Task to carry out: Take every line from the listing below that includes "LCSO" and copy it.

--- START ---

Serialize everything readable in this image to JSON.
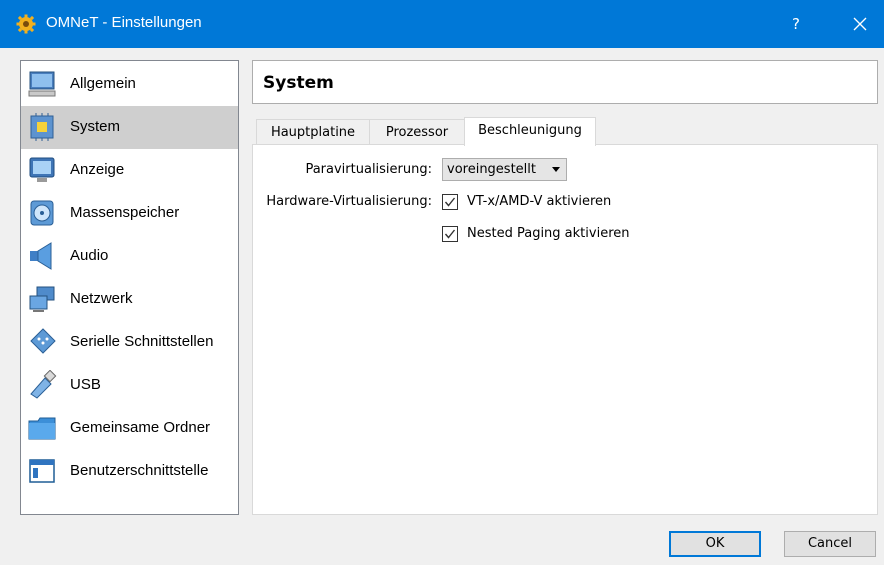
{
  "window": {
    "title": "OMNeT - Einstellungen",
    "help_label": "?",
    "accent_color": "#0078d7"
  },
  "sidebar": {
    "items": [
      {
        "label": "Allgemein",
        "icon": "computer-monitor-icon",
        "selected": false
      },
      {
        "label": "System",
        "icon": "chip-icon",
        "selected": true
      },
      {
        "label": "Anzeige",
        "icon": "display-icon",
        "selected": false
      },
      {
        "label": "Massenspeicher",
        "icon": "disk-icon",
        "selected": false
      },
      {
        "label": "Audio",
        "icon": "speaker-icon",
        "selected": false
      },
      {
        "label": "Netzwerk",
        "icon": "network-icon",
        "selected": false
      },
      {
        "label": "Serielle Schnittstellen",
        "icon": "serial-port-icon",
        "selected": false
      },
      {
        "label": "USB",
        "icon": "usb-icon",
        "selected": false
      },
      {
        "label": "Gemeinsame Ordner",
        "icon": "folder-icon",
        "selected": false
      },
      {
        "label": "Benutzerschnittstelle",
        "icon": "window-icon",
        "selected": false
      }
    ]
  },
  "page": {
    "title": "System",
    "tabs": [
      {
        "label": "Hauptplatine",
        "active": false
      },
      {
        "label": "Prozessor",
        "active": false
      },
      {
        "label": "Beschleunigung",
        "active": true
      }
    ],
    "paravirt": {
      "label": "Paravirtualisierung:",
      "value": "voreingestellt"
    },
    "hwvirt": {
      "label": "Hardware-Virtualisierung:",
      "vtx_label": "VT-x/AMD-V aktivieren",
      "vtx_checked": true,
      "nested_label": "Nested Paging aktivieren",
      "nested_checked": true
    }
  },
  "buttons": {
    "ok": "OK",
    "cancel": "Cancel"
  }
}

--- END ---
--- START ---

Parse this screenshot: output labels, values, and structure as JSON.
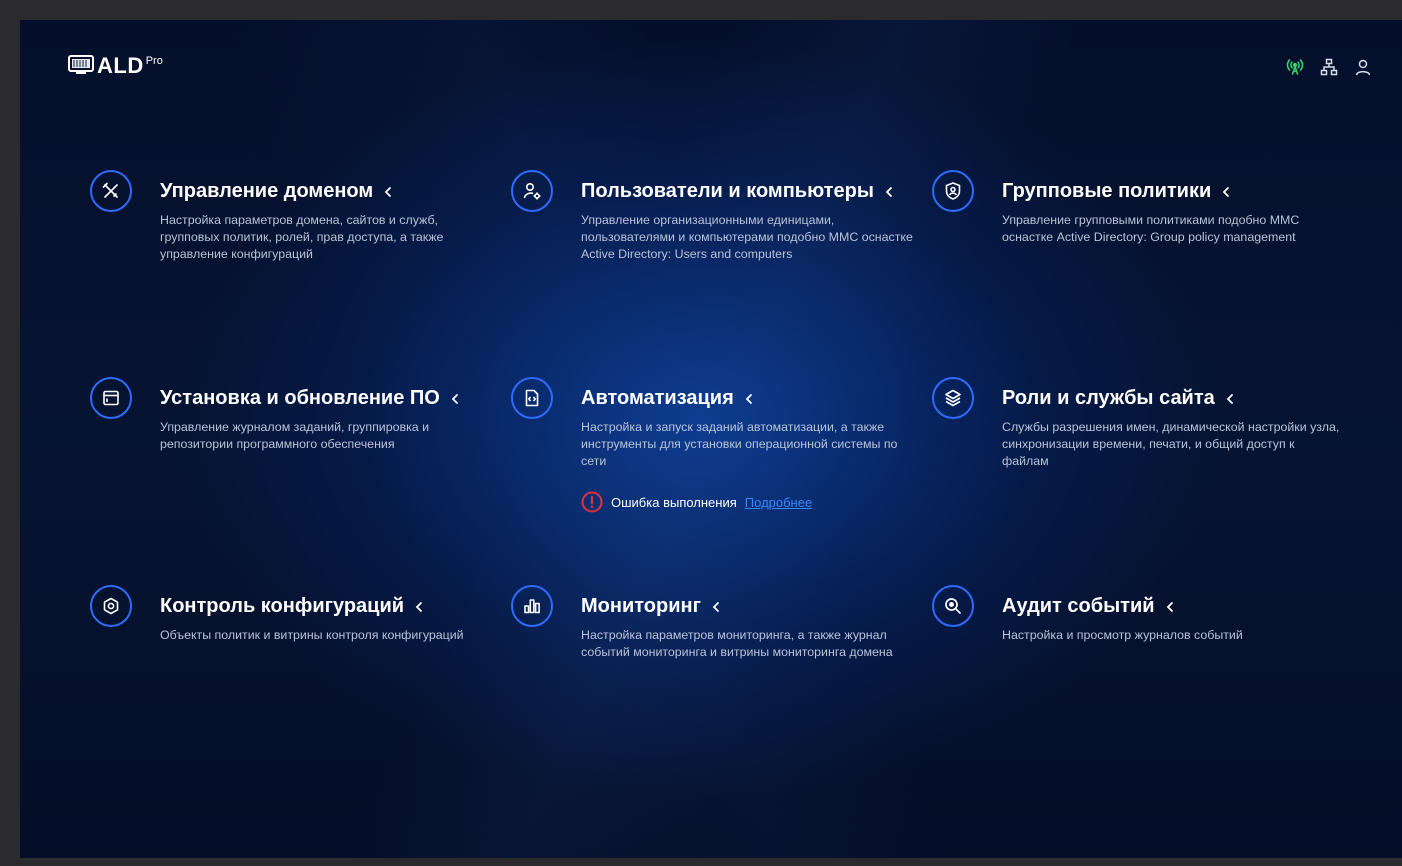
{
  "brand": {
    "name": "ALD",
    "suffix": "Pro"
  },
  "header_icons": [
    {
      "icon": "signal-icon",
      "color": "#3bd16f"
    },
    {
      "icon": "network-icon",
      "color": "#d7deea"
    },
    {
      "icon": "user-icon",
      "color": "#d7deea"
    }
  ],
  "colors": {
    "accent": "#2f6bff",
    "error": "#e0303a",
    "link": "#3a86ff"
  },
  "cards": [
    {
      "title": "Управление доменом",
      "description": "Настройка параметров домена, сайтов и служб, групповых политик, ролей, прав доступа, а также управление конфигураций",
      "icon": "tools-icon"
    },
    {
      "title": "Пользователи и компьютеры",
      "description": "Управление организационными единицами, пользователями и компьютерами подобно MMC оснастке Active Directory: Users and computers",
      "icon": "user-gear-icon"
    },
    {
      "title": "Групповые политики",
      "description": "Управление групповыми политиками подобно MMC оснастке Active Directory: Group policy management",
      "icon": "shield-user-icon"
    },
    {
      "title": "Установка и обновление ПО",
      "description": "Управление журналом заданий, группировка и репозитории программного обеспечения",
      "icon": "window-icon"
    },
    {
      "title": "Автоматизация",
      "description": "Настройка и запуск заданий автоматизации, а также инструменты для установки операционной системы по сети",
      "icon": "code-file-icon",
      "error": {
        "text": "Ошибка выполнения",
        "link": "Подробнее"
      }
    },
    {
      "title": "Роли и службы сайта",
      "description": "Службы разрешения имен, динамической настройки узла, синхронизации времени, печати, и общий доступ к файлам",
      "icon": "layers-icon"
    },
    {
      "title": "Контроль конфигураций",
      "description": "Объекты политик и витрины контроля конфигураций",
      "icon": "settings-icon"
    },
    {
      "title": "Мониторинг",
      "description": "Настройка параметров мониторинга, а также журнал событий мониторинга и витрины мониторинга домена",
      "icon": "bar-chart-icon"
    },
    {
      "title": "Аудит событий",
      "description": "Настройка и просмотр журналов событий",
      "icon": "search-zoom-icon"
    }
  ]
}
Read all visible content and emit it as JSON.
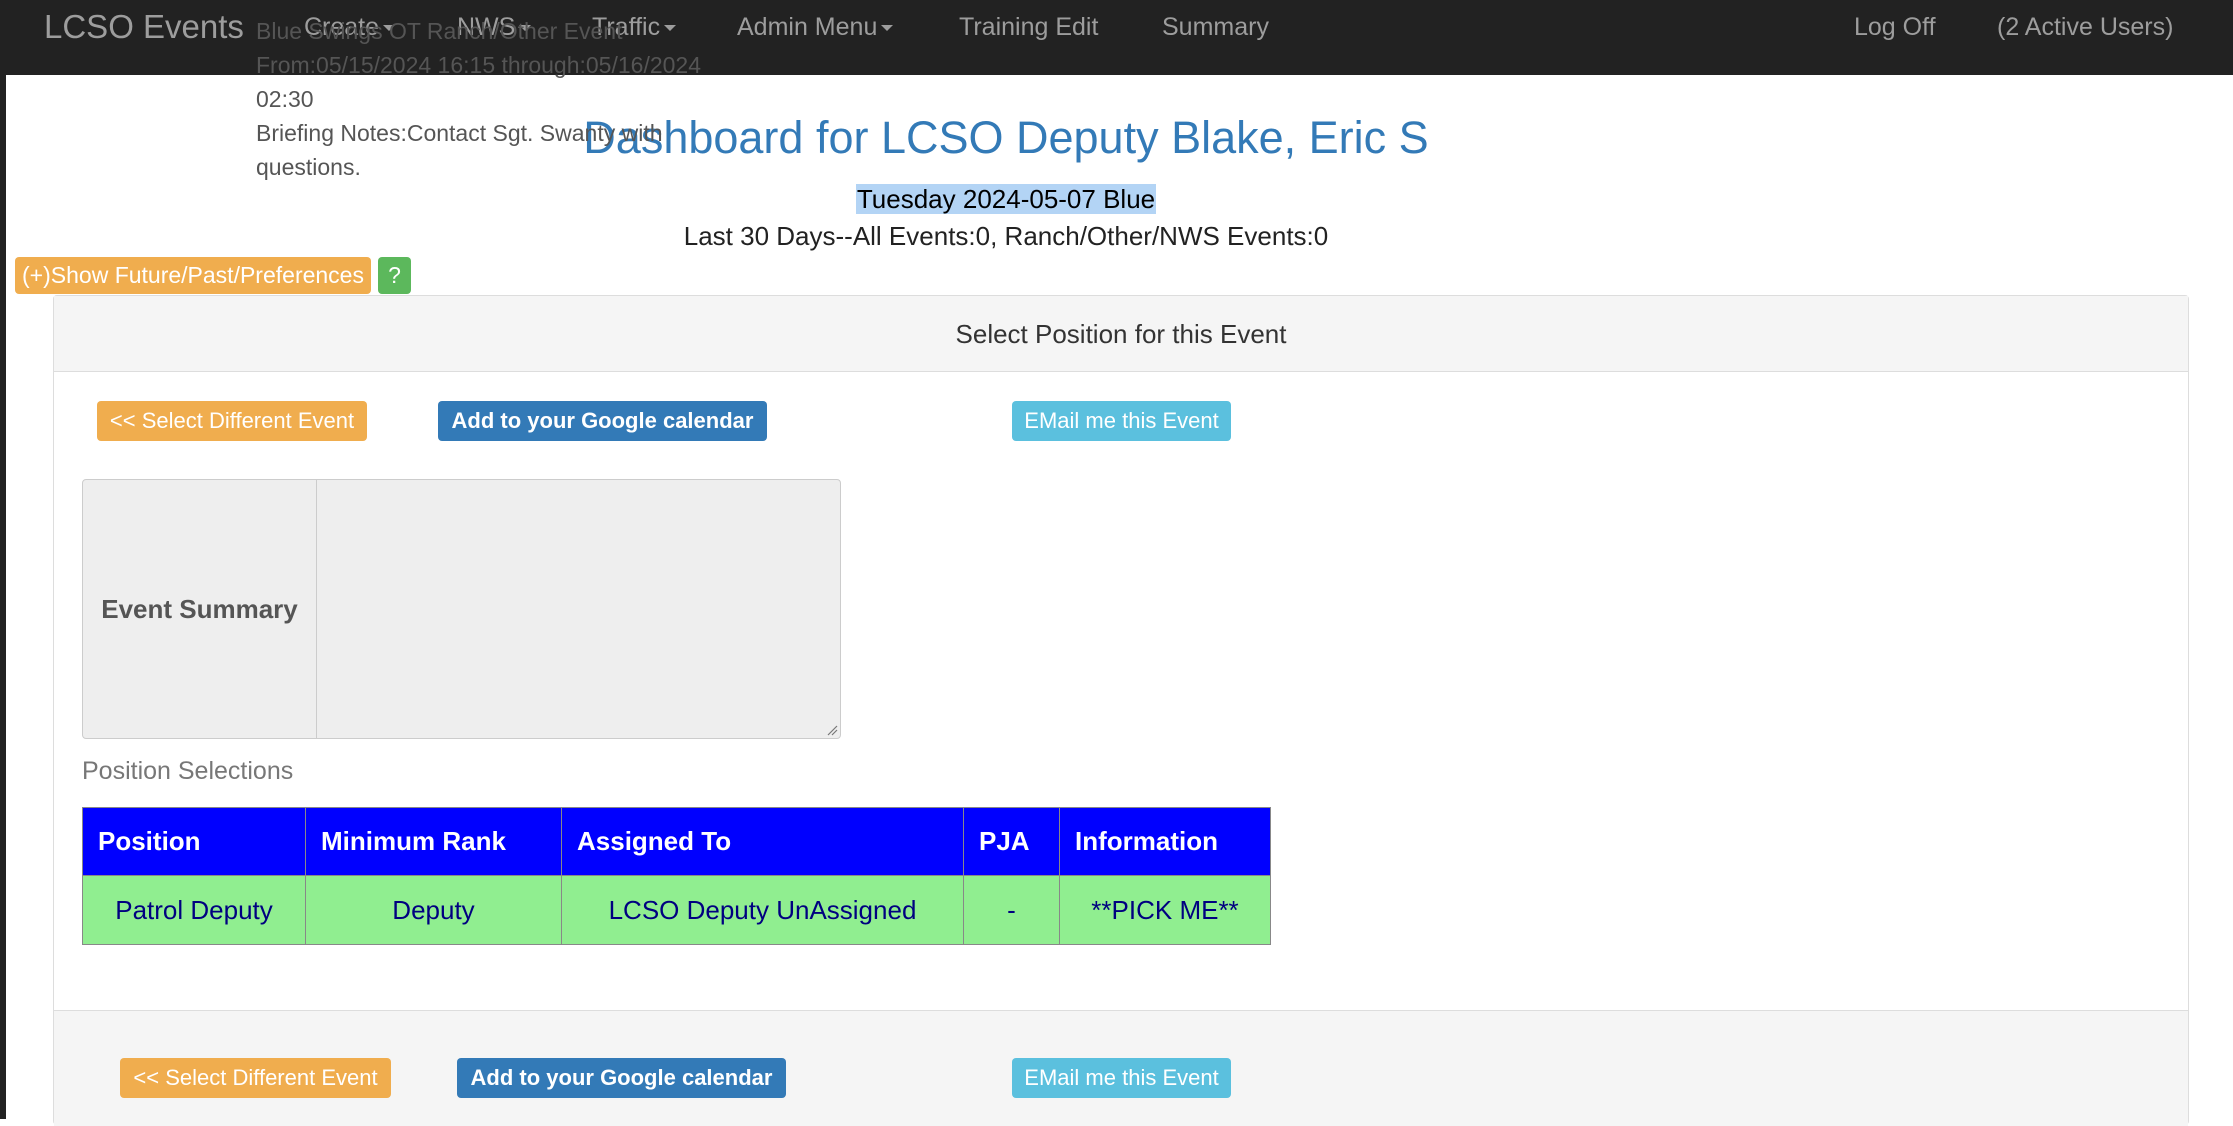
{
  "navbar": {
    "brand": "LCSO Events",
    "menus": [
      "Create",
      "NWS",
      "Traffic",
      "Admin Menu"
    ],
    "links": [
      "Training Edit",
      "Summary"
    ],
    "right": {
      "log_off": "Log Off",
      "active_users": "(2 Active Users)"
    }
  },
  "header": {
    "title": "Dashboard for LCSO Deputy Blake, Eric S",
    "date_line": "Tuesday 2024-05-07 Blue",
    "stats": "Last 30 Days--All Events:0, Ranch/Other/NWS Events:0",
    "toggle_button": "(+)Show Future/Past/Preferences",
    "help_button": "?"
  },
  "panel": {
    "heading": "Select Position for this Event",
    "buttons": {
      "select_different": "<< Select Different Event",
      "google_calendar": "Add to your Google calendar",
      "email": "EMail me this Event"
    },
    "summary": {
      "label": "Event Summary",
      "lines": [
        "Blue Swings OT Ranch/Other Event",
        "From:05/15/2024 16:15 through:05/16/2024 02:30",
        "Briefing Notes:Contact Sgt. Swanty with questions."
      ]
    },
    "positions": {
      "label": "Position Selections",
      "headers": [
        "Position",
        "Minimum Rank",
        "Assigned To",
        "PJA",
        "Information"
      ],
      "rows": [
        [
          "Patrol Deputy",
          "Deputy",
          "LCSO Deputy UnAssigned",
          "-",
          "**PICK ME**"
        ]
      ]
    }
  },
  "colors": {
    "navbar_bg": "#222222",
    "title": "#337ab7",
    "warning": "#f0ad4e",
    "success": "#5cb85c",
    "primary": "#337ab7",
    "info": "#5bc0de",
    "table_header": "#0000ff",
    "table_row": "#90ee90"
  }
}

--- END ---
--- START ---

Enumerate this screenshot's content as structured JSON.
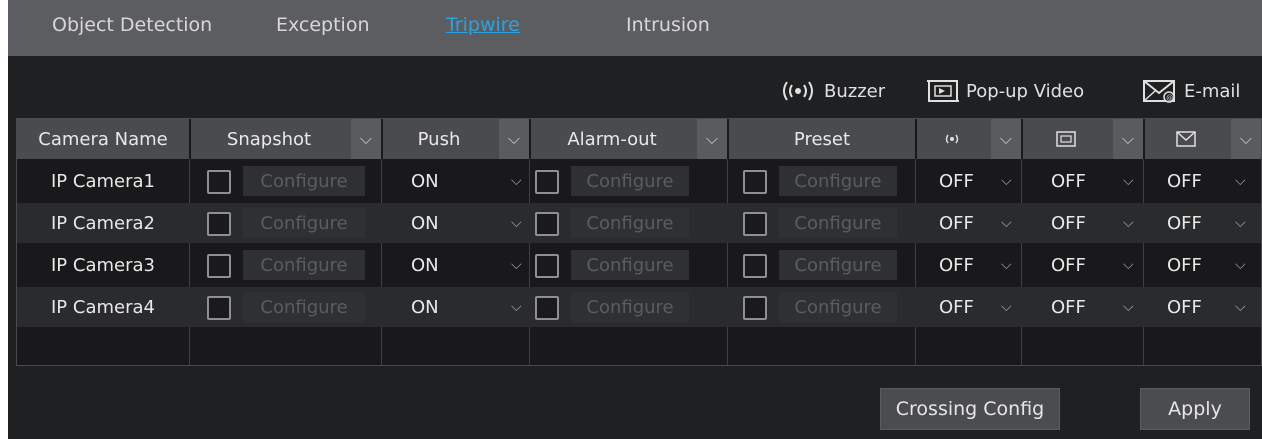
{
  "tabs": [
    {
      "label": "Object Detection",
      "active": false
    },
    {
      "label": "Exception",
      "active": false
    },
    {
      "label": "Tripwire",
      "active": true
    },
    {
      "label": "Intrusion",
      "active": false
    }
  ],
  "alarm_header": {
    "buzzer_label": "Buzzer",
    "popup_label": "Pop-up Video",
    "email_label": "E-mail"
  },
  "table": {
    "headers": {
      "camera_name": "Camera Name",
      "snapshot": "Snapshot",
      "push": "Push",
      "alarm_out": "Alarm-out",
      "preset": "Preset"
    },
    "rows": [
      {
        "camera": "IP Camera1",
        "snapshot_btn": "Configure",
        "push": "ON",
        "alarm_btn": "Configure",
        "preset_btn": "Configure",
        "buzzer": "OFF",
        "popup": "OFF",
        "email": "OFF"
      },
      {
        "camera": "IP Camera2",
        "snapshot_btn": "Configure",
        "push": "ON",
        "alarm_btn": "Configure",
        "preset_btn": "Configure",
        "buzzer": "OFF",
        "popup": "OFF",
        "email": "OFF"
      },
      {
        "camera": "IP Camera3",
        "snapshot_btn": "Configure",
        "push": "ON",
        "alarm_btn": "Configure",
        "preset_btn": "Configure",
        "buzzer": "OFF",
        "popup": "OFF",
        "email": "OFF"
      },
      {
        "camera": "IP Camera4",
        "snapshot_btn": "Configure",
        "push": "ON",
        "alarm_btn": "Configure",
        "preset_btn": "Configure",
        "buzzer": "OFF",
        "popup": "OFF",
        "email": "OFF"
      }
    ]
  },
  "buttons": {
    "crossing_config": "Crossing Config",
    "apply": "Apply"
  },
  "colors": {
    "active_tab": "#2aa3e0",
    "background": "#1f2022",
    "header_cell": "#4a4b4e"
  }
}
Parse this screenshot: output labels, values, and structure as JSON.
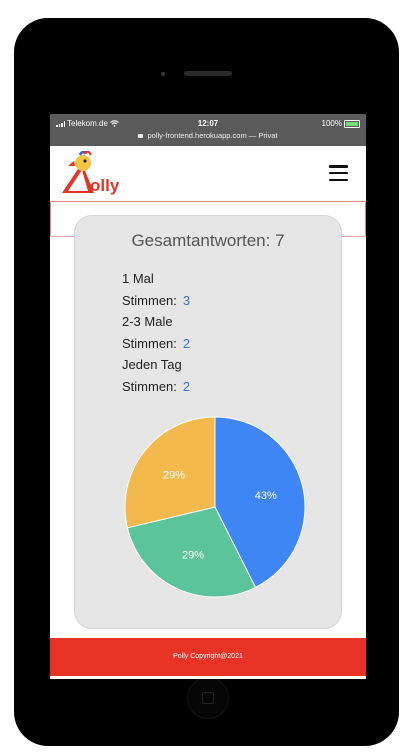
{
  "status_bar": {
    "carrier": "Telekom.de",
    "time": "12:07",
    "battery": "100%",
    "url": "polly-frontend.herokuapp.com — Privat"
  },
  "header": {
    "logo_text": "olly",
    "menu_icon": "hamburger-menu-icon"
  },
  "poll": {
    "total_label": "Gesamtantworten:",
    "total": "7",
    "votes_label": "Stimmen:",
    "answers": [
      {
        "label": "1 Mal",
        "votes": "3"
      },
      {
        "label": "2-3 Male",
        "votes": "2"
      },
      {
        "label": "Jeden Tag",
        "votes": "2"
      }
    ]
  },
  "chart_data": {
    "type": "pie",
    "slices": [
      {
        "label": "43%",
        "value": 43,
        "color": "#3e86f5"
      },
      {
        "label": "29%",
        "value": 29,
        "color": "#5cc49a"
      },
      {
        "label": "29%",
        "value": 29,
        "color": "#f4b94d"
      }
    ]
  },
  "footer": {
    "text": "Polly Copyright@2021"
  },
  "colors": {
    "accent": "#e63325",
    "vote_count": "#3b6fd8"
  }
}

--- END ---

Problem solution:
    "brand": "LCSO Events",
    "title": "Dashboard for LCSO Deputy Blake, Eric S",
          "LCSO Deputy UnAssigned",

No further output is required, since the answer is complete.